[Element data from apps and pages]
################
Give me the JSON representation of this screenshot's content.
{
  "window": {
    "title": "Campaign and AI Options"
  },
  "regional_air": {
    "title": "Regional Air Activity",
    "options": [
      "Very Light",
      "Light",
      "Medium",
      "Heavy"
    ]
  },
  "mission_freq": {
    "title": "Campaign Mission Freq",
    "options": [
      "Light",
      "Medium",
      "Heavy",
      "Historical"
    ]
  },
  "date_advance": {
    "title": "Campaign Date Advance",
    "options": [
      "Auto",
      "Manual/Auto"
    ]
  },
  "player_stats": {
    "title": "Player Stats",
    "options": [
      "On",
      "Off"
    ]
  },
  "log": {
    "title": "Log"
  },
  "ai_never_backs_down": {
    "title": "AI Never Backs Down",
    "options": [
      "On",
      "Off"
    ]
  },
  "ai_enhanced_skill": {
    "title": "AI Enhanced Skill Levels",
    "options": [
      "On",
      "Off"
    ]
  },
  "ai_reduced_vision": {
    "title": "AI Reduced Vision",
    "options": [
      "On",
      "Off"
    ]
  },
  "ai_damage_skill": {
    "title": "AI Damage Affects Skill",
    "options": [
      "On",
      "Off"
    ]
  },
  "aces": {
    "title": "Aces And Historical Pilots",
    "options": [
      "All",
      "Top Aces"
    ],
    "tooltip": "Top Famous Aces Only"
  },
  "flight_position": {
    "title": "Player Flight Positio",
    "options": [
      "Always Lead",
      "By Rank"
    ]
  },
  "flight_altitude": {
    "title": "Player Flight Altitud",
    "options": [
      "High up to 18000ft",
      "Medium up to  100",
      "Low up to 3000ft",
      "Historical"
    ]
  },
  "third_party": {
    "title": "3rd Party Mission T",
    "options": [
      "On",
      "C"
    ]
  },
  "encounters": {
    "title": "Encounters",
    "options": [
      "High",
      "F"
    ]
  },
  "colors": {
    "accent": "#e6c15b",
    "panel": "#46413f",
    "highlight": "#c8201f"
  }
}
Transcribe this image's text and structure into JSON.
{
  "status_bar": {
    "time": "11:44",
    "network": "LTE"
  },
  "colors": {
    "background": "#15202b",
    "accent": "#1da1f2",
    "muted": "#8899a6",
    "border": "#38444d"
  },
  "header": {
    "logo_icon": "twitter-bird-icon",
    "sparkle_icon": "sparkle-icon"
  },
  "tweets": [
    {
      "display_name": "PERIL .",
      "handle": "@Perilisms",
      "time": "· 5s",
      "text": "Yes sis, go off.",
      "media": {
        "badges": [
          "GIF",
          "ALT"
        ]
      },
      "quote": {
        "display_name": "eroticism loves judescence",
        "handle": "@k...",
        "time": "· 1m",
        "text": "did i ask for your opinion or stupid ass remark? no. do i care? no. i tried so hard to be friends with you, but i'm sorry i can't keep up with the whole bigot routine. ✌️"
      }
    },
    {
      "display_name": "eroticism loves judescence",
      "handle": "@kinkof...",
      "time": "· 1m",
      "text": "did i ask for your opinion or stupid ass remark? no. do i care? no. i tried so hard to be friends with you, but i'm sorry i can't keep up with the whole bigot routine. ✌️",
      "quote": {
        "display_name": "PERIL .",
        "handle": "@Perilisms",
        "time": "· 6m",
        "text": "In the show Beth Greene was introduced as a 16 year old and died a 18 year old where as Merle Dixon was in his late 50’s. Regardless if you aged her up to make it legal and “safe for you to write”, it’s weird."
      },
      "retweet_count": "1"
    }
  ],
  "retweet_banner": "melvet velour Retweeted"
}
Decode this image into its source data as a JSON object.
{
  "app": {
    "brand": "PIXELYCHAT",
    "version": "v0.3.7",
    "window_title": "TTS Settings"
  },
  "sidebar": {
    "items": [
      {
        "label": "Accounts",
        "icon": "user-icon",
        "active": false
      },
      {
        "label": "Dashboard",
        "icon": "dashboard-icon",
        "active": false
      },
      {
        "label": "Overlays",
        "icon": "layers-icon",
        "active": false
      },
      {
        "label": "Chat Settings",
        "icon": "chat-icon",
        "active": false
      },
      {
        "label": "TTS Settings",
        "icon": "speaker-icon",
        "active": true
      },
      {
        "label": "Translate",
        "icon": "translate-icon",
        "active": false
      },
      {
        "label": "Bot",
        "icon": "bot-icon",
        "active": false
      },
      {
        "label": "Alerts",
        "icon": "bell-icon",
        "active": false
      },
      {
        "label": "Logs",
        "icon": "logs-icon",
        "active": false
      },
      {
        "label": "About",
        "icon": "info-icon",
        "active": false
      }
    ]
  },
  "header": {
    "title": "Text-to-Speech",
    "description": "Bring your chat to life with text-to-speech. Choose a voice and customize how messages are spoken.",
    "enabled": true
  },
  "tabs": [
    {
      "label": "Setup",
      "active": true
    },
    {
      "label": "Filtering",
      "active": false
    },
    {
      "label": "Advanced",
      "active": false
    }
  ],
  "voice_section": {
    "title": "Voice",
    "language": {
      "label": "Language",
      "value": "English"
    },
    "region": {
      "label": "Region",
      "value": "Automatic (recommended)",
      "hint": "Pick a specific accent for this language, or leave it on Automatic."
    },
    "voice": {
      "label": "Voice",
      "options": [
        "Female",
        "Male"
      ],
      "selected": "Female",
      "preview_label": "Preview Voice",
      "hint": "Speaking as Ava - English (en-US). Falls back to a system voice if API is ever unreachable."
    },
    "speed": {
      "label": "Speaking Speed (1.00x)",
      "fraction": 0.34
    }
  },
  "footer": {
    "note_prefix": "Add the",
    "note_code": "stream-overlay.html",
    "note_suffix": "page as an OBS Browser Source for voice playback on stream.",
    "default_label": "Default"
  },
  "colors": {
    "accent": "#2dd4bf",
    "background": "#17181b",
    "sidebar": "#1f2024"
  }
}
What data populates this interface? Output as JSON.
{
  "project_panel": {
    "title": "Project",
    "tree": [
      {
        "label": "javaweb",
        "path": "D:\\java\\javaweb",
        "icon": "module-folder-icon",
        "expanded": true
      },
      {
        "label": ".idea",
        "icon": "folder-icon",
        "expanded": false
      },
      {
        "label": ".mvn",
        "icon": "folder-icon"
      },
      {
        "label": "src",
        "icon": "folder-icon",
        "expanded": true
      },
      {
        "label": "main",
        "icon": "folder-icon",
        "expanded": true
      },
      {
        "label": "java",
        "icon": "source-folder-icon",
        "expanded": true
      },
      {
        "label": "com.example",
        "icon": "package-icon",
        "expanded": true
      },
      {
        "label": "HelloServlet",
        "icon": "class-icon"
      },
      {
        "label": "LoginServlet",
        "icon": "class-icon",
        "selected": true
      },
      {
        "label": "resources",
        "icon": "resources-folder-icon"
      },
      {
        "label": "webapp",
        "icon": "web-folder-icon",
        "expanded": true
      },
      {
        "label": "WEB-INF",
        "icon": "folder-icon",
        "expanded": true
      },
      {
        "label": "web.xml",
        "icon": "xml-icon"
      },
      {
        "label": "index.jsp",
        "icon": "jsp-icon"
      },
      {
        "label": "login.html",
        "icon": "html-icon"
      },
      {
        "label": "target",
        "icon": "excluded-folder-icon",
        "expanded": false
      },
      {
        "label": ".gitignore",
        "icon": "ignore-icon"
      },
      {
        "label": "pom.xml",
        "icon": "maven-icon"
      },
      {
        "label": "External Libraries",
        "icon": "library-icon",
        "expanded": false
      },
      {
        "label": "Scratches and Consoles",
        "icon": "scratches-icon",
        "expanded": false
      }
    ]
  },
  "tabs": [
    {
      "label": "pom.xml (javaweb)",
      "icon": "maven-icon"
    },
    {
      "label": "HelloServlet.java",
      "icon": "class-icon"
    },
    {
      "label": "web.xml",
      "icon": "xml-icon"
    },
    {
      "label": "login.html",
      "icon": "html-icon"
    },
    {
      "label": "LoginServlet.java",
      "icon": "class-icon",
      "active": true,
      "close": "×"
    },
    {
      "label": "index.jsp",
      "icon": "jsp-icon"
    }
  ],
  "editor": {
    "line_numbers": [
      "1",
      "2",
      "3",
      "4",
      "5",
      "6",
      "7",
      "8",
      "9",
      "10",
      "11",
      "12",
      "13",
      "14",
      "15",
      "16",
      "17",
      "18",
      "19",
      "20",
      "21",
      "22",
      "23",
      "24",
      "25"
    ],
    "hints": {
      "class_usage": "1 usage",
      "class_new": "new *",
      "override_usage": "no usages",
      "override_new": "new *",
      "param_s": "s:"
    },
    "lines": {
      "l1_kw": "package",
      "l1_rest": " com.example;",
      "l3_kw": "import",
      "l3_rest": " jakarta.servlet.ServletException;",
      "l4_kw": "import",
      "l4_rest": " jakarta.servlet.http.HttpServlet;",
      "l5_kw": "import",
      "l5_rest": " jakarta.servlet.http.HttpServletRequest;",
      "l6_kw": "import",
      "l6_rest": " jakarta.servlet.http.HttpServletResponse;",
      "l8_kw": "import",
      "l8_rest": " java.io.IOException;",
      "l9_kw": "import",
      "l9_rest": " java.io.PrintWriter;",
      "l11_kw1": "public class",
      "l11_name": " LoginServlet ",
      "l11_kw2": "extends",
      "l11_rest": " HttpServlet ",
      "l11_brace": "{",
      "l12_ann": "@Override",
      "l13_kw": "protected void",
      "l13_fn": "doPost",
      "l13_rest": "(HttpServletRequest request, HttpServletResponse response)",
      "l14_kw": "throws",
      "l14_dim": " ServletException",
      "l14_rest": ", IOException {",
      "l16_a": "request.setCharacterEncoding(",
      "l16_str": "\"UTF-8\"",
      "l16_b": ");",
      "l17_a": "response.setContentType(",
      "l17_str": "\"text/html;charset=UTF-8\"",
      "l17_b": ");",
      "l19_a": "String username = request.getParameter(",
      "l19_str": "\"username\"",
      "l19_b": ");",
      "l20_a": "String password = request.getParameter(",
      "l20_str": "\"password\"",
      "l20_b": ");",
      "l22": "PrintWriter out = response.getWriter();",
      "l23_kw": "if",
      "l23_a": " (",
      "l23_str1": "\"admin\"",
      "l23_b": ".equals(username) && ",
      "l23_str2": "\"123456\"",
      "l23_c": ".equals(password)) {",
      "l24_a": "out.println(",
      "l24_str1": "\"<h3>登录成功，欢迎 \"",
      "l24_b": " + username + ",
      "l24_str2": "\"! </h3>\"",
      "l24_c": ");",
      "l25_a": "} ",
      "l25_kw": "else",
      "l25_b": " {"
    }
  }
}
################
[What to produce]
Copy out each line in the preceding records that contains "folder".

[Solution for this exercise]
        "icon": "module-folder-icon",
        "icon": "folder-icon",
        "icon": "folder-icon"
        "icon": "folder-icon",
        "icon": "folder-icon",
        "icon": "source-folder-icon",
        "icon": "resources-folder-icon"
        "icon": "web-folder-icon",
        "icon": "folder-icon",
        "icon": "excluded-folder-icon",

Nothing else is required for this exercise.